The Festival of Tabernacles was such an exuberant example of that unbridled optimism. It was specifically designed to be a microcosm of the coming millennium, and it was so perfect at that! For a week, life was good! Good food, many people who were just as excited as everyone else. An atmosphere even came over the city of excitement and promise. I’m sure even the locals felt it! It was an amazing experience, and it was another example of the optimism that permeated the cult, at least among the laymembers. The feasts still remain some of the high point memories of my entire life!

When it all went tango uniform, one of the things that impacted me the most was the loss of community, and the loss of predictability. The wider world doesn’t operate to those standards – people are both better and worse. There’s no standards of behavior now – anything goes. People want to hurt you, they’ll just hurt you. There’s no reason for them not to! Navigating through the world now is like stumbling through a minefield – all of the certainty, all of the commonality, all of the predictability – it’s just gone.

And, to be honest, I don’t really know how to cope in this world.

Even as the rose came with a lot of thorns, I miss the optimism of the WCG. The sense that things were going to get better if we waited just a little bit longer. The sense that we were all in it together and things would be set right soon. That’s gone now. Now I don’t know what’s going to happen, I don’t know who to trust, and I don’t know who to rely on. All of that imploded with the WCG.


I Have Returned

I grew up in the Worldwide Church of God. This was a cult that had a strong impact on me and many others.

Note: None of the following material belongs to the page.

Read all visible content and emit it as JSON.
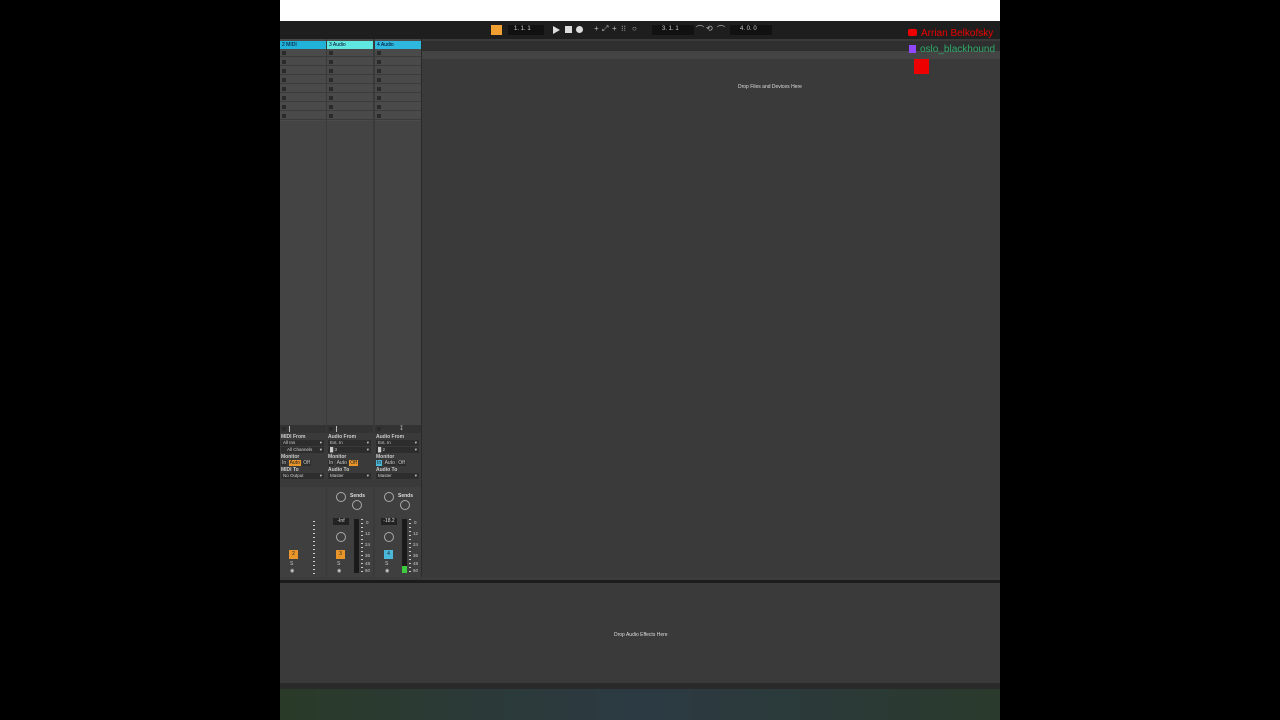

Years ago I was a blogger writing about this church/cult. My blogging at the time was angry and I had a lot of bridges to burn. I don’t regret doing that, as it was what it was at the time. I don’t feel that way now. I’m not particularly angry anymore. I don’t care to discuss or debate the theology of said cult – either whether it was right or wrong. I don’t really want to out people, like ministers or other members. I’m not particularly concerned about being a part of the “exit and support” community either. All those ships sailed years ago. Some people are still stuck in that world. I decline to follow suit.

But some aspects of the cult still affect my life, and probably always will. I’ve come to realize lately that I am, in almost all respects, a “third culture kid” – having been raised in the US but not having been a part of the dominant culture of the US at the time. The culture I was a part of was different – it was the culture of the WCG.

Some parts of it were good. Some were even very good, and I have some fond memories of many aspects of the cult. Some were bad, and some were very bad. Some were just there. But all are a part of me, and most are things that no one outside of that culture would ever understand.

So no one knows what makes me tick. No one understands why I might react the way I do to some things that others would not react to in that same way. I have been single for all my life, and I remain convinced that this is partly because I am so divorced from the dominant culture of the country that I am incapable of identifying with another person enough to maintain a relationship, and also the other way around.

I don’t fit in this culture. I go through every day and every night knowing that I am in a culture in which I don’t belong, even as it is partly the culture I was raised in. My home culture is gone. Everything I knew is gone – destroyed by the ravages of time. I am floundering in a world that is becoming more and more incomprehensible to me, and I don’t see how that will ever resolve.

In this blog, there are times when I may be complimentary to the cult. There are times when I may be scathing. There are times when I will call people out, and there are times when I will be discreet. I simply want to talk about my experiences – for good and for bad. That’s all. Because I think there needs to be a record. One devoid of anger, of recrimination, of bitterness. It is history. It was history. I want to share it. I want to see if I can help the world understand. I want to see if I can help the world understand who I am and why.

That’s all.

We’ll start now.